America’s leading review of the arts and intellectual life
On the life, evolution, and legacy of Anton Chekhov.
was right!Support The
Chekhov’s contemporaries wondered: What sort of Russian writer was he? He had no solution to the ultimate questions. With no “general idea” to teach, wasn’t he more like a talented Frenchman or Englishman born in the wrong place?
No country ever has valued literature more highly than Russia. When Tolstoy published Anna Karenina, Dostoevsky enthused that at last the existence of the Russian people had been justified!

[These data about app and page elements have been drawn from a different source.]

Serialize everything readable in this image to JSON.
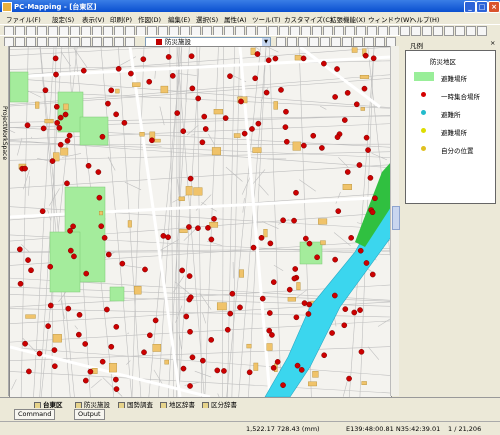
{
  "window": {
    "title": "PC-Mapping - [台東区]"
  },
  "menu": [
    "ファイル(F)",
    "設定(S)",
    "表示(V)",
    "印刷(P)",
    "作図(D)",
    "編集(E)",
    "選択(S)",
    "属性(A)",
    "ツール(T)",
    "カスタマイズ(C)",
    "拡張機能(X)",
    "ウィンドウ(W)",
    "ヘルプ(H)"
  ],
  "toolbar": {
    "layer_select": "防災施設"
  },
  "sidebar": {
    "tab_label": "ProjectWorkSpace"
  },
  "legend": {
    "header": "凡例",
    "title": "防災地区",
    "items": [
      {
        "label": "避難場所",
        "symbol": "green-rect",
        "color": "#99ee99"
      },
      {
        "label": "一時集合場所",
        "symbol": "red-dot",
        "color": "#d40000"
      },
      {
        "label": "避難所",
        "symbol": "cyan-dot",
        "color": "#22bbcc"
      },
      {
        "label": "避難場所",
        "symbol": "yellow-dot",
        "color": "#dddd00"
      },
      {
        "label": "自分の位置",
        "symbol": "yellow-dot",
        "color": "#e0c020"
      }
    ]
  },
  "tabs": [
    "台東区",
    "防災施設",
    "国勢調査",
    "地区辞書",
    "区分辞書"
  ],
  "command": {
    "command_label": "Command",
    "output_label": "Output"
  },
  "status": {
    "coords": "1,522.17  728.43 (mm)",
    "latlon": "E139:48:00.81 N35:42:39.01",
    "scale": "1 / 21,206"
  }
}
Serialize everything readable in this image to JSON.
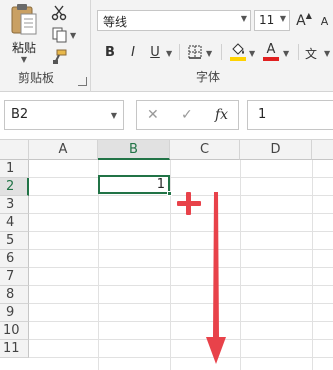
{
  "ribbon": {
    "clipboard": {
      "paste_label": "粘贴",
      "group_label": "剪贴板",
      "icons": [
        "paste-icon",
        "cut-icon",
        "copy-icon",
        "format-painter-icon"
      ]
    },
    "font": {
      "font_name": "等线",
      "font_size": "11",
      "bold": "B",
      "italic": "I",
      "underline": "U",
      "grow_font": "A",
      "shrink_font": "A",
      "font_color_letter": "A",
      "group_label": "字体",
      "fill_color": "#ffd200",
      "font_color": "#e02020"
    }
  },
  "formula_bar": {
    "name_box": "B2",
    "fx_label": "fx",
    "content": "1"
  },
  "sheet": {
    "columns": [
      "A",
      "B",
      "C",
      "D"
    ],
    "rows": [
      "1",
      "2",
      "3",
      "4",
      "5",
      "6",
      "7",
      "8",
      "9",
      "10",
      "11"
    ],
    "selected_column": "B",
    "selected_row": "2",
    "active_cell_value": "1",
    "accent": "#217346",
    "annotation_color": "#e8424a"
  }
}
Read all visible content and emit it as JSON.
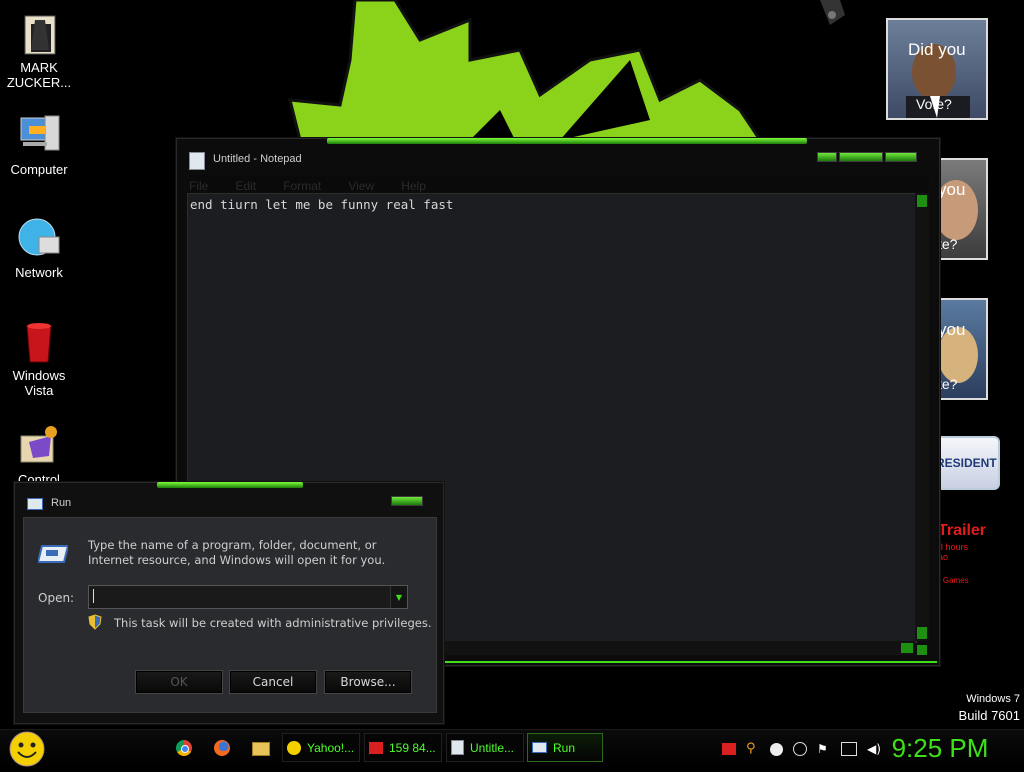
{
  "desktop": {
    "icons": [
      {
        "label": "MARK\nZUCKER...",
        "icon": "folder-icon"
      },
      {
        "label": "Computer",
        "icon": "computer-icon"
      },
      {
        "label": "Network",
        "icon": "network-icon"
      },
      {
        "label": "Windows\nVista",
        "icon": "recycle-bin-icon"
      },
      {
        "label": "Control",
        "icon": "control-panel-icon"
      }
    ],
    "gadgets": {
      "obama_caption_top": "Did you",
      "obama_caption_bottom": "Vote?",
      "gadget2_top": "you",
      "gadget2_bottom": "te?",
      "gadget3_top": "you",
      "gadget3_bottom": "te?",
      "president_banner": "RESIDENT",
      "trailer_title": "Trailer",
      "trailer_line1": "8 hours",
      "trailer_line2": "ao",
      "trailer_line3": "r Games"
    },
    "watermark_line1": "Windows 7",
    "watermark_line2": "Build 7601"
  },
  "notepad": {
    "title": "Untitled - Notepad",
    "menu": [
      "File",
      "Edit",
      "Format",
      "View",
      "Help"
    ],
    "content": "end tiurn let me be funny real fast"
  },
  "run_dialog": {
    "title": "Run",
    "description": "Type the name of a program, folder, document, or Internet resource, and Windows will open it for you.",
    "open_label": "Open:",
    "open_value": "",
    "admin_note": "This task will be created with administrative privileges.",
    "ok_label": "OK",
    "cancel_label": "Cancel",
    "browse_label": "Browse..."
  },
  "taskbar": {
    "items": [
      {
        "label": "Yahoo!...",
        "icon": "yahoo-messenger-icon"
      },
      {
        "label": "159 84...",
        "icon": "media-icon"
      },
      {
        "label": "Untitle...",
        "icon": "notepad-icon"
      },
      {
        "label": "Run",
        "icon": "run-icon"
      }
    ],
    "clock": "9:25 PM"
  }
}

Can anyone imagine an English critic thinking England’s right to exist was in question or discovering it in Bleak House?
Nations, it seemed, live in order to produce great literature, and literature exists to reveal great truths. Science, philosophy, and the other arts are all very well, but nothing rivals poetry and fiction. For Russians, literature played the same role as Scripture did for the ancient Hebrews when it was still possible to add books to the B ...

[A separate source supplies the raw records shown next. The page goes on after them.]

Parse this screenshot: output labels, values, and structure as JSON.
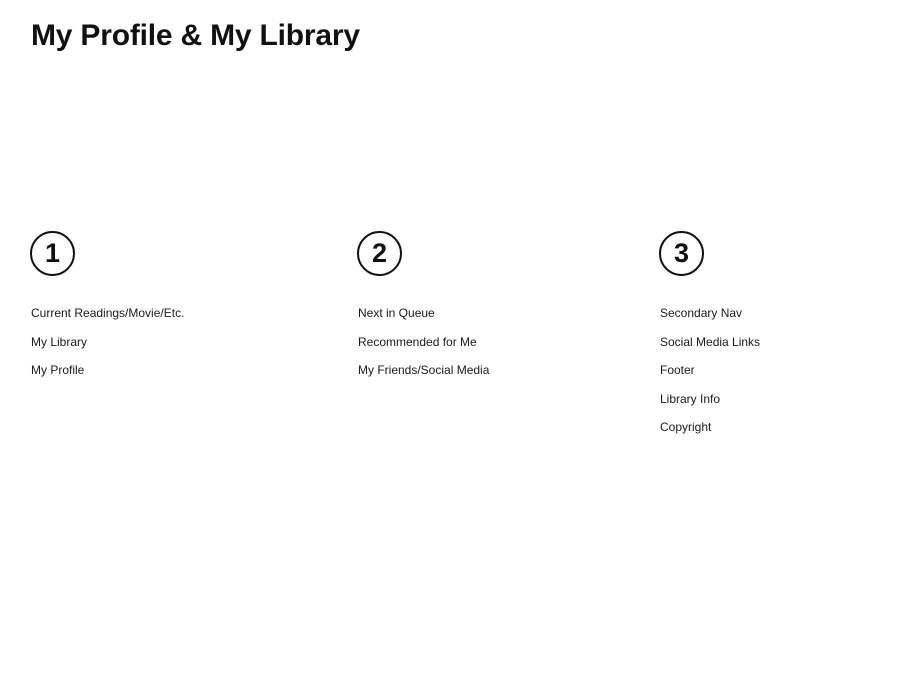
{
  "title": "My Profile & My Library",
  "sections": [
    {
      "number": "1",
      "items": [
        "Current Readings/Movie/Etc.",
        "My Library",
        "My Profile"
      ]
    },
    {
      "number": "2",
      "items": [
        "Next in Queue",
        "Recommended for Me",
        "My Friends/Social Media"
      ]
    },
    {
      "number": "3",
      "items": [
        "Secondary Nav",
        "Social Media Links",
        "Footer",
        "Library Info",
        "Copyright"
      ]
    }
  ]
}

This article is available to subscribers and for individual purchase
This article originally appeared in The New Criterion, Volume 31 November 2012, on page 20

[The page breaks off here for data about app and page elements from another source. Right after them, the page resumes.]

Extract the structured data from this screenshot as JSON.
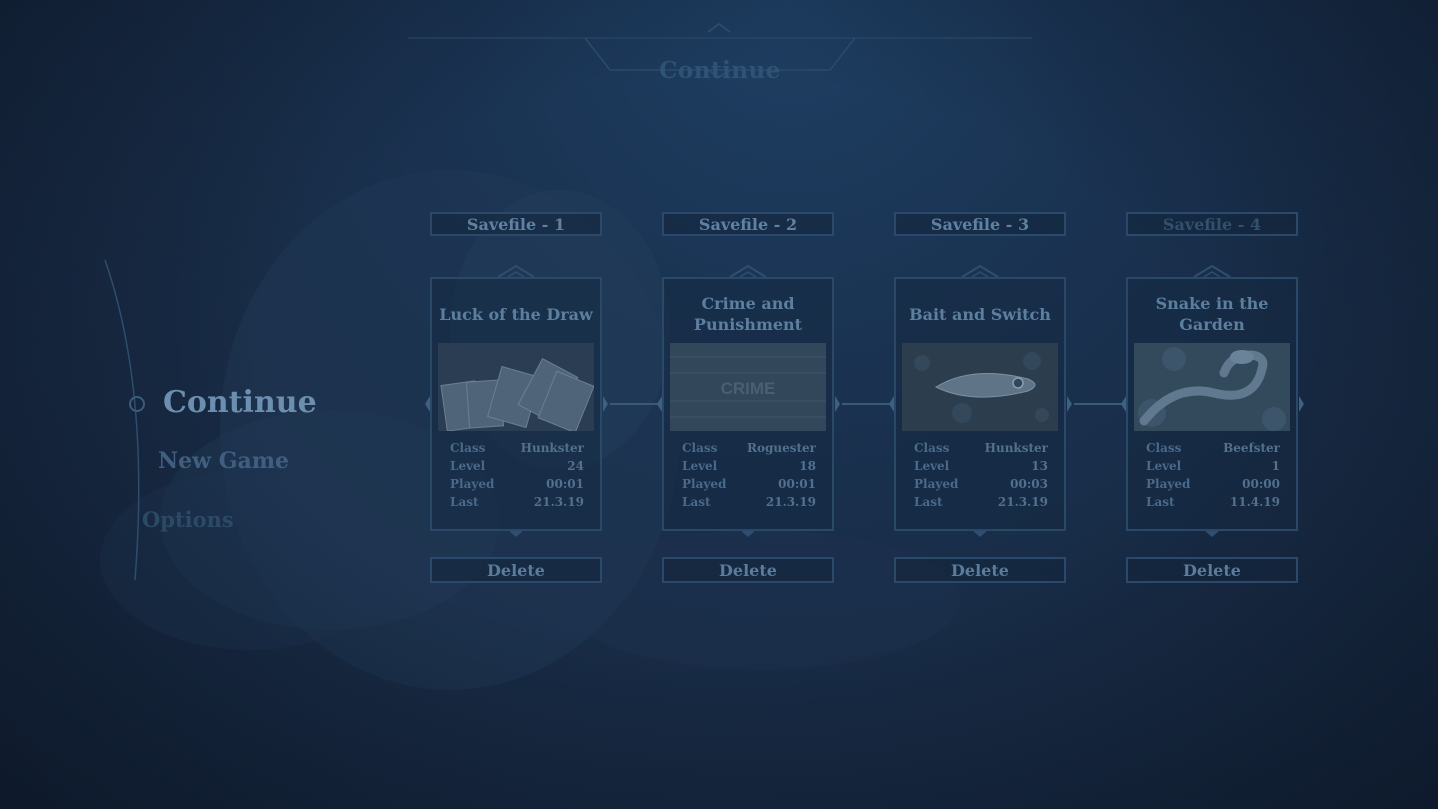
{
  "header": {
    "title": "Continue"
  },
  "menu": {
    "items": [
      {
        "label": "Continue",
        "state": "selected"
      },
      {
        "label": "New Game"
      },
      {
        "label": "Options"
      }
    ]
  },
  "colors": {
    "background": "#1a3352",
    "panel_border": "#2a4868",
    "text_primary": "#6c8eaf"
  },
  "stat_labels": {
    "class": "Class",
    "level": "Level",
    "played": "Played",
    "last": "Last"
  },
  "slots": [
    {
      "label": "Savefile - 1",
      "title": "Luck of the Draw",
      "image": "playing-cards-image",
      "class": "Hunkster",
      "level": "24",
      "played": "00:01",
      "last": "21.3.19",
      "delete_label": "Delete"
    },
    {
      "label": "Savefile - 2",
      "title": "Crime and Punishment",
      "image": "crime-sign-image",
      "image_text": "CRIME",
      "class": "Roguester",
      "level": "18",
      "played": "00:01",
      "last": "21.3.19",
      "delete_label": "Delete"
    },
    {
      "label": "Savefile - 3",
      "title": "Bait and Switch",
      "image": "fishing-lure-image",
      "class": "Hunkster",
      "level": "13",
      "played": "00:03",
      "last": "21.3.19",
      "delete_label": "Delete"
    },
    {
      "label": "Savefile - 4",
      "title": "Snake in the Garden",
      "image": "snake-image",
      "class": "Beefster",
      "level": "1",
      "played": "00:00",
      "last": "11.4.19",
      "delete_label": "Delete"
    }
  ]
}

Copyright © 2014 The New Criterion | www.newcriterion.comhttp://www.newcriterion.com/articles.cfm/Chekhov-s-enlightenment-7471
E-mail to friend
The complicated, often conflicted, life of Alexander Herzen.
A look at the legacy of literary scholar and Dostoevsky biographer Joseph Frank (1918–2013).
John Maynard Keynes’s revisionist history of World War I has had enduring—and harmful—consequences.
by Marco Grassi
Summer exhibitions in Florence and Verona reconsider the work of Pontormo, Rosso & Veronese.
Conservative arguments for and against the Common Core.
The Walter Duranty Prize for Journalistic Mendacity
Introduction to The Kennedy Phenomenon
The Kennedy Phenomenon: "Watching the Kennedy Train-Wreck"